I watch them play a song, finely building up their faintly determined music with the languorous, chaste tact of hands arranging flowers, while rain beats on window panes. Expressions on their faces as they sink into the spindly mingling nooks and crannies of their sound suggest they feel a little insipid but they are not unhappy. Their songs tend to wander a little more than the xx's, there are a number of sub-plots, because they know of Yes, because they're not quite sure of a suitable ending, because they like the way they feel when they play together, which combines loneliness with togetherness, and are reluctant to stop, because maybe to stop is to go mad. They're a work in progress that may not actually ever get anywhere.
I wonder what JLS and McFly would make of them, how they might try to appeal to them, because, after all, they are girls. I consider acting as some kind of matchmaker, bringing them together. Then I decide not to. In a funny sort of way, Warpaint, for all their slender force, their embroidered slightness, their dry, exacting, forlorn sensibility, would terrify the boybands.
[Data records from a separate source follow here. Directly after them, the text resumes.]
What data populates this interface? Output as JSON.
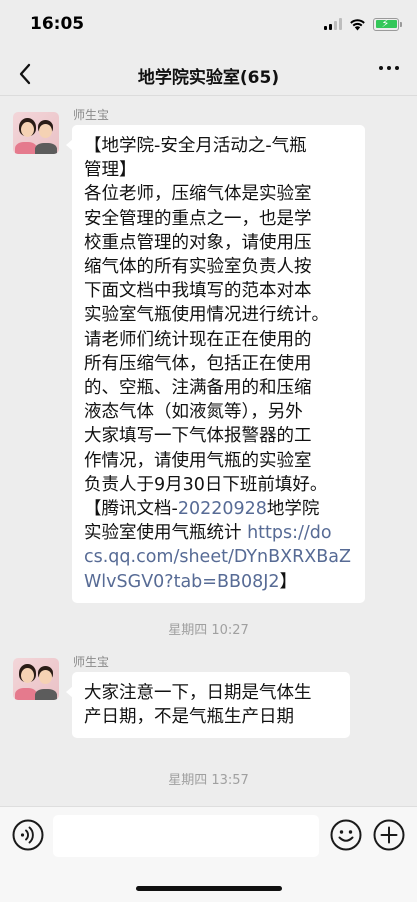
{
  "status": {
    "time": "16:05"
  },
  "nav": {
    "title": "地学院实验室(65)"
  },
  "messages": [
    {
      "sender": "师生宝",
      "lines": [
        {
          "parts": [
            {
              "text": "【地学院-安全月活动之-气瓶"
            }
          ]
        },
        {
          "parts": [
            {
              "text": "管理】"
            }
          ]
        },
        {
          "parts": [
            {
              "text": "各位老师，压缩气体是实验室"
            }
          ]
        },
        {
          "parts": [
            {
              "text": "安全管理的重点之一，也是学"
            }
          ]
        },
        {
          "parts": [
            {
              "text": "校重点管理的对象，请使用压"
            }
          ]
        },
        {
          "parts": [
            {
              "text": "缩气体的所有实验室负责人按"
            }
          ]
        },
        {
          "parts": [
            {
              "text": "下面文档中我填写的范本对本"
            }
          ]
        },
        {
          "parts": [
            {
              "text": "实验室气瓶使用情况进行统计。"
            }
          ]
        },
        {
          "parts": [
            {
              "text": "请老师们统计现在正在使用的"
            }
          ]
        },
        {
          "parts": [
            {
              "text": "所有压缩气体，包括正在使用"
            }
          ]
        },
        {
          "parts": [
            {
              "text": "的、空瓶、注满备用的和压缩"
            }
          ]
        },
        {
          "parts": [
            {
              "text": "液态气体（如液氮等），另外"
            }
          ]
        },
        {
          "parts": [
            {
              "text": "大家填写一下气体报警器的工"
            }
          ]
        },
        {
          "parts": [
            {
              "text": "作情况，请使用气瓶的实验室"
            }
          ]
        },
        {
          "parts": [
            {
              "text": "负责人于9月30日下班前填好。"
            }
          ]
        },
        {
          "parts": [
            {
              "text": "【腾讯文档-"
            },
            {
              "text": "20220928",
              "cls": "num"
            },
            {
              "text": "地学院"
            }
          ]
        },
        {
          "parts": [
            {
              "text": "实验室使用气瓶统计 "
            },
            {
              "text": "https://do",
              "cls": "link"
            }
          ]
        },
        {
          "parts": [
            {
              "text": "cs.qq.com/sheet/DYnBXRXBaZ",
              "cls": "link"
            }
          ]
        },
        {
          "parts": [
            {
              "text": "WlvSGV0?tab=BB08J2",
              "cls": "link"
            },
            {
              "text": "】"
            }
          ]
        }
      ]
    },
    {
      "sender": "师生宝",
      "lines": [
        {
          "parts": [
            {
              "text": "大家注意一下，日期是气体生"
            }
          ]
        },
        {
          "parts": [
            {
              "text": "产日期，不是气瓶生产日期"
            }
          ]
        }
      ]
    }
  ],
  "timestamps": [
    "星期四 10:27",
    "星期四 13:57"
  ],
  "input": {
    "placeholder": ""
  },
  "icons": {
    "back": "chevron-left-icon",
    "more": "more-dots-icon",
    "voice": "voice-icon",
    "emoji": "emoji-icon",
    "plus": "plus-icon"
  },
  "colors": {
    "background": "#ededed",
    "link": "#576b95",
    "bubble": "#ffffff",
    "battery": "#34c759"
  }
}
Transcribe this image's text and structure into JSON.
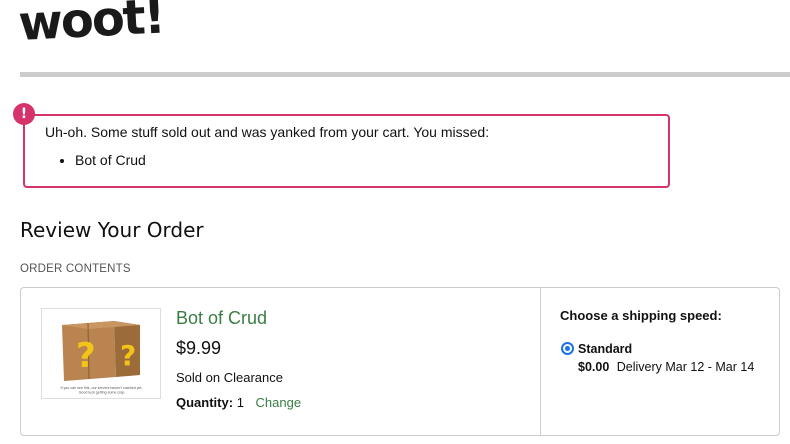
{
  "brand": {
    "logo_text": "woot!"
  },
  "alert": {
    "icon": "exclamation-icon",
    "message": "Uh-oh. Some stuff sold out and was yanked from your cart. You missed:",
    "missed_items": [
      "Bot of Crud"
    ],
    "color": "#d6336c"
  },
  "review": {
    "title": "Review Your Order",
    "section_label": "ORDER CONTENTS"
  },
  "item": {
    "image_caption": "If you can see this, our servers haven't crashed yet. Good luck getting some crap.",
    "name": "Bot of Crud",
    "price": "$9.99",
    "status": "Sold on Clearance",
    "quantity_label": "Quantity:",
    "quantity": "1",
    "change_label": "Change"
  },
  "shipping": {
    "title": "Choose a shipping speed:",
    "options": [
      {
        "name": "Standard",
        "price": "$0.00",
        "delivery": "Delivery Mar 12 - Mar 14",
        "selected": true
      }
    ]
  },
  "colors": {
    "accent_green": "#3a7d44",
    "alert_pink": "#d6336c",
    "radio_blue": "#1a73e8"
  }
}
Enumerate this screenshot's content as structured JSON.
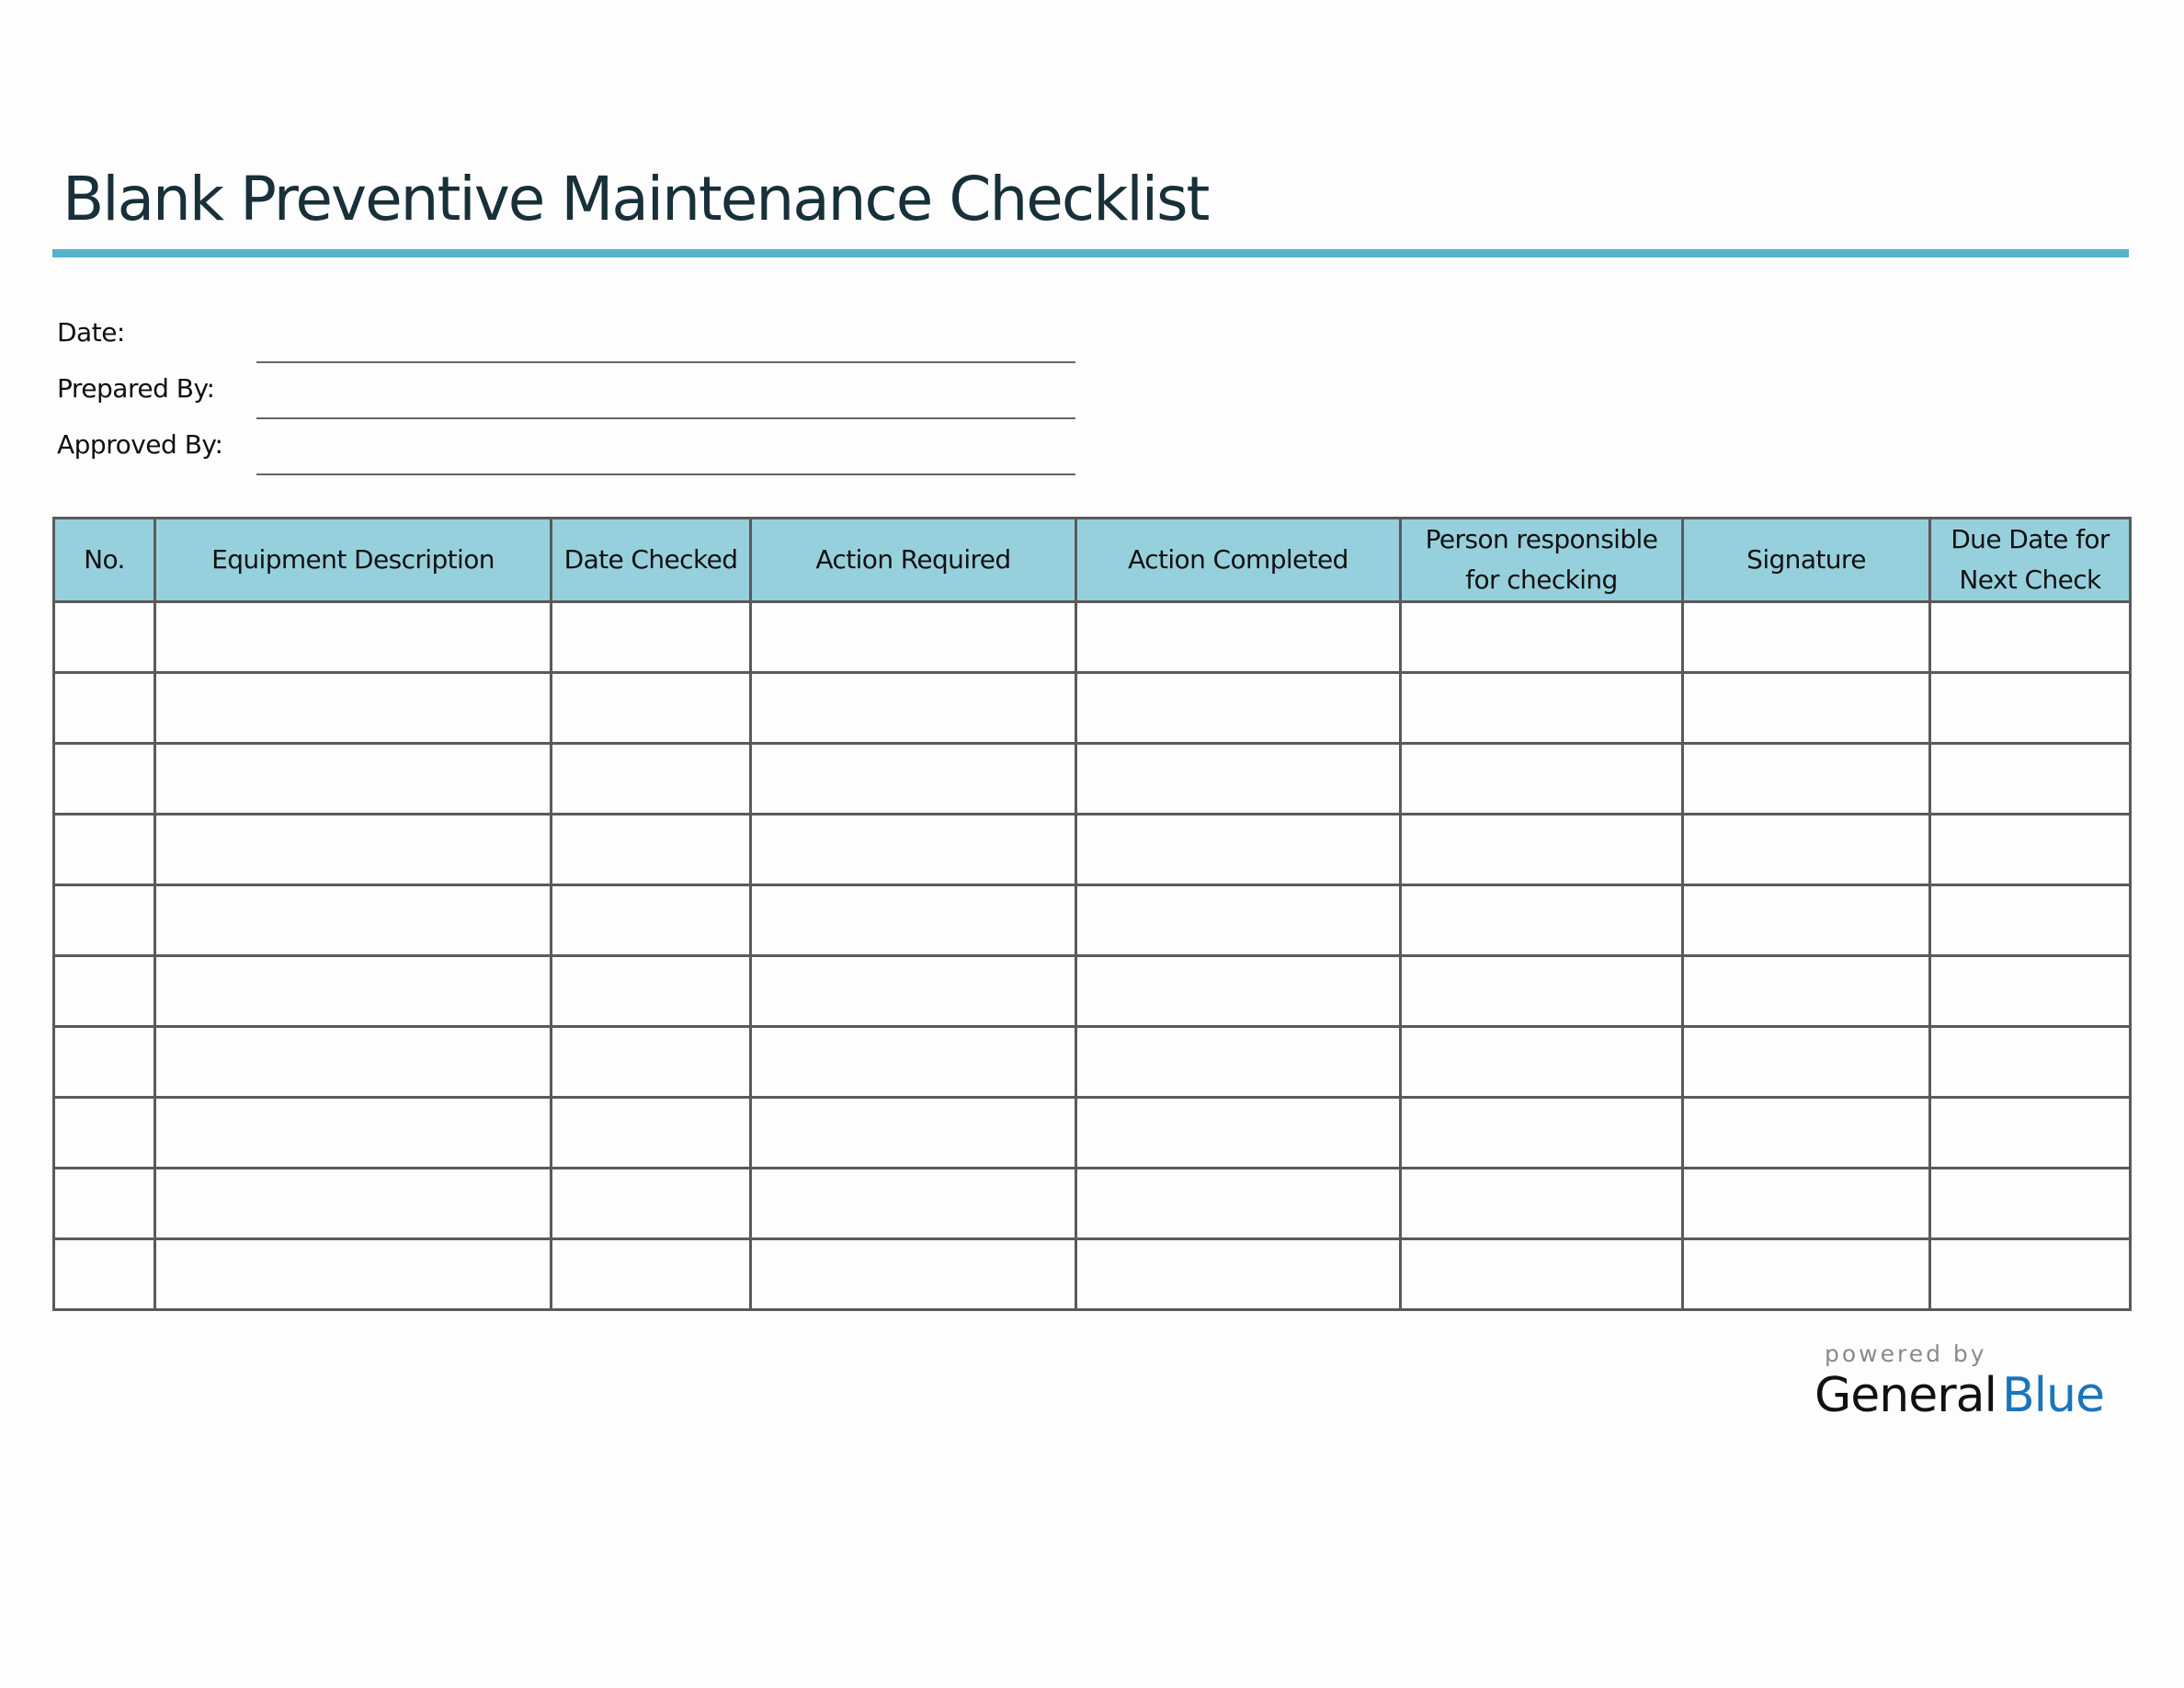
{
  "document": {
    "title": "Blank Preventive Maintenance Checklist"
  },
  "fields": [
    {
      "label": "Date:",
      "value": ""
    },
    {
      "label": "Prepared By:",
      "value": ""
    },
    {
      "label": "Approved By:",
      "value": ""
    }
  ],
  "table": {
    "headers": [
      "No.",
      "Equipment Description",
      "Date Checked",
      "Action Required",
      "Action Completed",
      "Person responsible for checking",
      "Signature",
      "Due Date for Next Check"
    ],
    "row_count": 10,
    "rows": [
      [
        "",
        "",
        "",
        "",
        "",
        "",
        "",
        ""
      ],
      [
        "",
        "",
        "",
        "",
        "",
        "",
        "",
        ""
      ],
      [
        "",
        "",
        "",
        "",
        "",
        "",
        "",
        ""
      ],
      [
        "",
        "",
        "",
        "",
        "",
        "",
        "",
        ""
      ],
      [
        "",
        "",
        "",
        "",
        "",
        "",
        "",
        ""
      ],
      [
        "",
        "",
        "",
        "",
        "",
        "",
        "",
        ""
      ],
      [
        "",
        "",
        "",
        "",
        "",
        "",
        "",
        ""
      ],
      [
        "",
        "",
        "",
        "",
        "",
        "",
        "",
        ""
      ],
      [
        "",
        "",
        "",
        "",
        "",
        "",
        "",
        ""
      ],
      [
        "",
        "",
        "",
        "",
        "",
        "",
        "",
        ""
      ]
    ]
  },
  "footer": {
    "powered_by": "powered by",
    "brand_part1": "General",
    "brand_part2": "Blue"
  },
  "colors": {
    "accent_rule": "#53b3c9",
    "header_fill": "#97d0dd",
    "title_color": "#17303a",
    "brand_blue": "#1b75bb"
  }
}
The tight bond between twentysomethings Kokal and Wayman has been essential to the dream-pop group's survival. Warpaint was born at a 2004 Valentine's Day jam session in L.A. (where the two moved after a post-high-school sojourn spent kicking aimlessly around New York City) with another close-knit duo they'd befriended, bassist-singer Jenny Lee Lindberg and her drum-playing sister, actress Shannyn Sossamon. But while recording 2009's Exquisite Corpse EP, mixed by ex-Red Hot Chili Pepper John Frusciante (whom Kokal dated), Sossamon left to focus on acting.
The group then began an almost comical hunt for a new drummer. Fill-ins ranged from new Chili Peppers guitarist Josh Klinghoffer to a drum machine to a guy in drag. "He wore a muumuu and a wig that looked like Kurt Cobain's hair, but green," Wayman says. "It was amazing."
Warpaint finally found stealthily funky Aussie drummer Stella Mozgawa just three months before they recorded their full-length debut, The Fool (Rough Trade). The disc boasts layers of gauzy melodies over crisp guitar lines, a moody combo exemplified by "Undertow," which adds loping bass and mesmerizing harmonies, and spacey opener "Set Your Arms Down."
While The Fool includes breakup songs, Wayman says its darkness stems from living in L.A.'s slowly gentrifying Echo Park neighborhood. "There was a drive-by shooting and a marijuana dispensary got robbed at gunpoint," Wayman recalls of a recent period. But the title reflects the idea of embracing uncertainty. "At certain times you think you know what's going on," she says, laughing, "and other times you don't."
Ladies, things are going well.